__Data supplied__.

Content starts

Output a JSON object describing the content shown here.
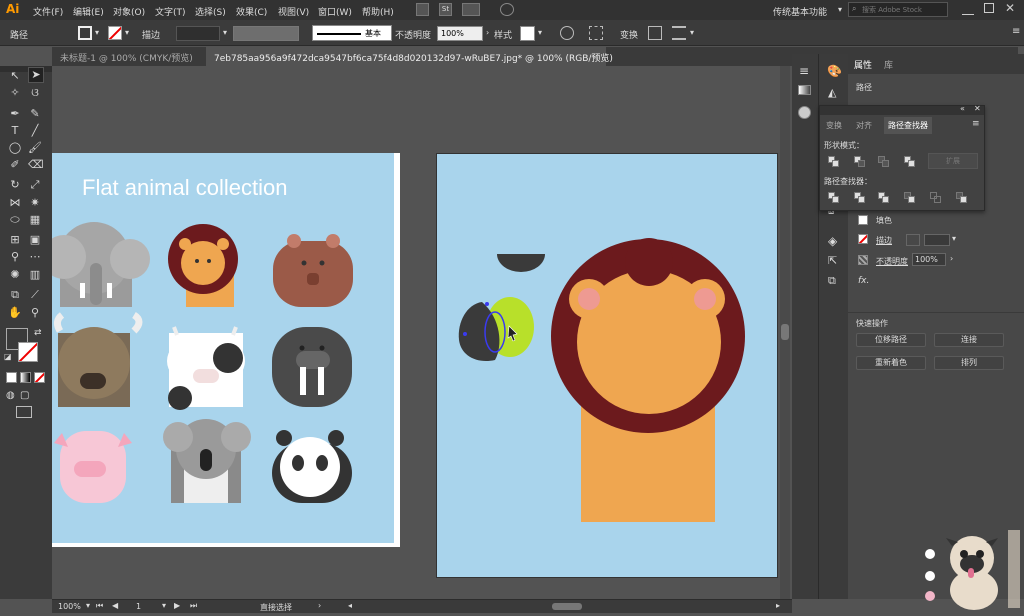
{
  "app": {
    "logo": "Ai"
  },
  "menu": [
    "文件(F)",
    "编辑(E)",
    "对象(O)",
    "文字(T)",
    "选择(S)",
    "效果(C)",
    "视图(V)",
    "窗口(W)",
    "帮助(H)"
  ],
  "workspace": {
    "name": "传统基本功能",
    "search_placeholder": "搜索 Adobe Stock"
  },
  "control": {
    "selection_label": "路径",
    "stroke_label": "描边",
    "brush_label": "基本",
    "opacity_label": "不透明度",
    "opacity_value": "100%",
    "style_label": "样式",
    "transform_label": "变换"
  },
  "tabs": [
    {
      "label": "未标题-1 @ 100% (CMYK/预览)"
    },
    {
      "label": "7eb785aa956a9f472dca9547bf6ca75f4d8d020132d97-wRuBE7.jpg* @ 100% (RGB/预览)"
    }
  ],
  "artboard": {
    "title": "Flat animal collection"
  },
  "status": {
    "zoom": "100%",
    "page": "1",
    "tool": "直接选择"
  },
  "panel": {
    "tabs": [
      "属性",
      "库"
    ],
    "selection": "路径",
    "fill_label": "填色",
    "stroke_label": "描边",
    "opacity_label": "不透明度",
    "opacity_value": "100%",
    "fx_label": "fx.",
    "quick_actions_title": "快速操作",
    "btn_offset_path": "位移路径",
    "btn_join": "连接",
    "btn_recolor": "重新着色",
    "btn_arrange": "排列"
  },
  "pathfinder": {
    "tabs": [
      "变换",
      "对齐",
      "路径查找器"
    ],
    "shape_modes_label": "形状模式：",
    "expand_label": "扩展",
    "pathfinders_label": "路径查找器："
  },
  "colors": {
    "artboard_bg": "#a9d4ec",
    "lion_mane": "#6c1a1d",
    "lion_face": "#efa650",
    "ear_inner": "#ee9a92",
    "dark": "#3a3a3a",
    "lime": "#b8e02a",
    "accent": "#ff9a00"
  }
}
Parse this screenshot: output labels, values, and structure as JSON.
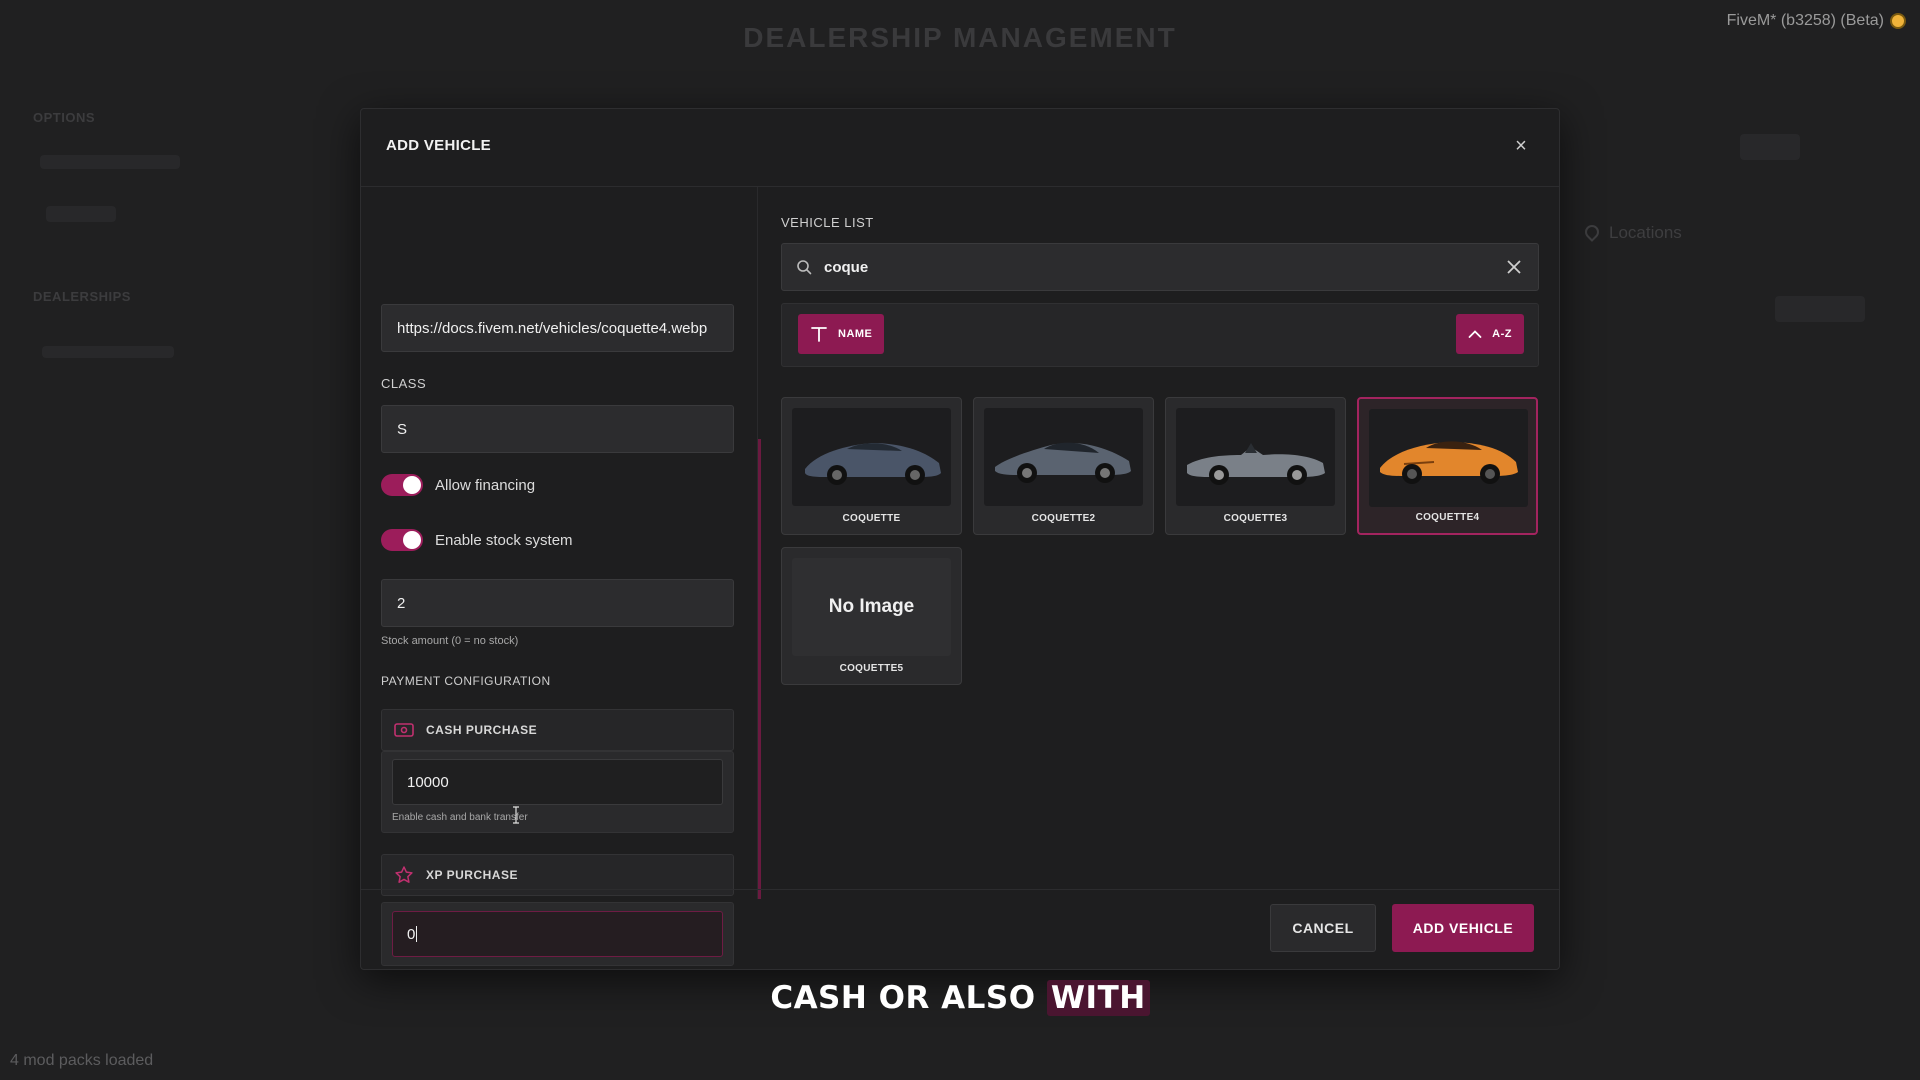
{
  "background": {
    "title": "DEALERSHIP MANAGEMENT",
    "fivem_label": "FiveM* (b3258) (Beta)",
    "options_label": "OPTIONS",
    "dealerships_label": "DEALERSHIPS",
    "locations_label": "Locations",
    "status": "4 mod packs loaded"
  },
  "modal": {
    "title": "ADD VEHICLE",
    "close_glyph": "×",
    "left": {
      "url_value": "https://docs.fivem.net/vehicles/coquette4.webp",
      "class_label": "CLASS",
      "class_value": "S",
      "allow_financing_label": "Allow financing",
      "stock_system_label": "Enable stock system",
      "stock_value": "2",
      "stock_hint": "Stock amount (0 = no stock)",
      "payment_label": "PAYMENT CONFIGURATION",
      "cash": {
        "label": "CASH PURCHASE",
        "value": "10000",
        "hint": "Enable cash and bank transfer"
      },
      "xp": {
        "label": "XP PURCHASE",
        "value": "0"
      }
    },
    "right": {
      "section_label": "VEHICLE LIST",
      "search_value": "coque",
      "sort_name_label": "NAME",
      "sort_order_label": "A-Z",
      "vehicles": [
        {
          "name": "COQUETTE",
          "color": "#4a5568",
          "image": true
        },
        {
          "name": "COQUETTE2",
          "color": "#5a6370",
          "image": true
        },
        {
          "name": "COQUETTE3",
          "color": "#7a8088",
          "image": true
        },
        {
          "name": "COQUETTE4",
          "color": "#e2862c",
          "image": true
        },
        {
          "name": "COQUETTE5",
          "image": false,
          "placeholder": "No Image"
        }
      ]
    },
    "footer": {
      "cancel_label": "CANCEL",
      "add_label": "ADD VEHICLE"
    }
  },
  "subtitle": {
    "part1": "CASH OR ALSO ",
    "part2": "WITH"
  },
  "colors": {
    "accent": "#8d1a52",
    "selected_border": "#a3245f"
  }
}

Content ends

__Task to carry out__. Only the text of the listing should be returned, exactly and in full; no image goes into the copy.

__Written answer__.
Output a JSON object describing the content shown here.
{
  "app": {
    "logo": "Ai"
  },
  "menu": [
    "文件(F)",
    "编辑(E)",
    "对象(O)",
    "文字(T)",
    "选择(S)",
    "效果(C)",
    "视图(V)",
    "窗口(W)",
    "帮助(H)"
  ],
  "workspace": {
    "name": "传统基本功能",
    "search_placeholder": "搜索 Adobe Stock"
  },
  "control": {
    "selection_label": "路径",
    "stroke_label": "描边",
    "brush_label": "基本",
    "opacity_label": "不透明度",
    "opacity_value": "100%",
    "style_label": "样式",
    "transform_label": "变换"
  },
  "tabs": [
    {
      "label": "未标题-1 @ 100% (CMYK/预览)"
    },
    {
      "label": "7eb785aa956a9f472dca9547bf6ca75f4d8d020132d97-wRuBE7.jpg* @ 100% (RGB/预览)"
    }
  ],
  "artboard": {
    "title": "Flat animal collection"
  },
  "status": {
    "zoom": "100%",
    "page": "1",
    "tool": "直接选择"
  },
  "panel": {
    "tabs": [
      "属性",
      "库"
    ],
    "selection": "路径",
    "fill_label": "填色",
    "stroke_label": "描边",
    "opacity_label": "不透明度",
    "opacity_value": "100%",
    "fx_label": "fx.",
    "quick_actions_title": "快速操作",
    "btn_offset_path": "位移路径",
    "btn_join": "连接",
    "btn_recolor": "重新着色",
    "btn_arrange": "排列"
  },
  "pathfinder": {
    "tabs": [
      "变换",
      "对齐",
      "路径查找器"
    ],
    "shape_modes_label": "形状模式：",
    "expand_label": "扩展",
    "pathfinders_label": "路径查找器："
  },
  "colors": {
    "artboard_bg": "#a9d4ec",
    "lion_mane": "#6c1a1d",
    "lion_face": "#efa650",
    "ear_inner": "#ee9a92",
    "dark": "#3a3a3a",
    "lime": "#b8e02a",
    "accent": "#ff9a00"
  }
}
Parse this screenshot: output labels, values, and structure as JSON.
{
  "background": {
    "title": "DEALERSHIP MANAGEMENT",
    "fivem_label": "FiveM* (b3258) (Beta)",
    "options_label": "OPTIONS",
    "dealerships_label": "DEALERSHIPS",
    "locations_label": "Locations",
    "status": "4 mod packs loaded"
  },
  "modal": {
    "title": "ADD VEHICLE",
    "close_glyph": "×",
    "left": {
      "url_value": "https://docs.fivem.net/vehicles/coquette4.webp",
      "class_label": "CLASS",
      "class_value": "S",
      "allow_financing_label": "Allow financing",
      "stock_system_label": "Enable stock system",
      "stock_value": "2",
      "stock_hint": "Stock amount (0 = no stock)",
      "payment_label": "PAYMENT CONFIGURATION",
      "cash": {
        "label": "CASH PURCHASE",
        "value": "10000",
        "hint": "Enable cash and bank transfer"
      },
      "xp": {
        "label": "XP PURCHASE",
        "value": "0"
      }
    },
    "right": {
      "section_label": "VEHICLE LIST",
      "search_value": "coque",
      "sort_name_label": "NAME",
      "sort_order_label": "A-Z",
      "vehicles": [
        {
          "name": "COQUETTE",
          "color": "#4a5568",
          "image": true
        },
        {
          "name": "COQUETTE2",
          "color": "#5a6370",
          "image": true
        },
        {
          "name": "COQUETTE3",
          "color": "#7a8088",
          "image": true
        },
        {
          "name": "COQUETTE4",
          "color": "#e2862c",
          "image": true
        },
        {
          "name": "COQUETTE5",
          "image": false,
          "placeholder": "No Image"
        }
      ]
    },
    "footer": {
      "cancel_label": "CANCEL",
      "add_label": "ADD VEHICLE"
    }
  },
  "subtitle": {
    "part1": "CASH OR ALSO ",
    "part2": "WITH"
  },
  "colors": {
    "accent": "#8d1a52",
    "selected_border": "#a3245f"
  }
}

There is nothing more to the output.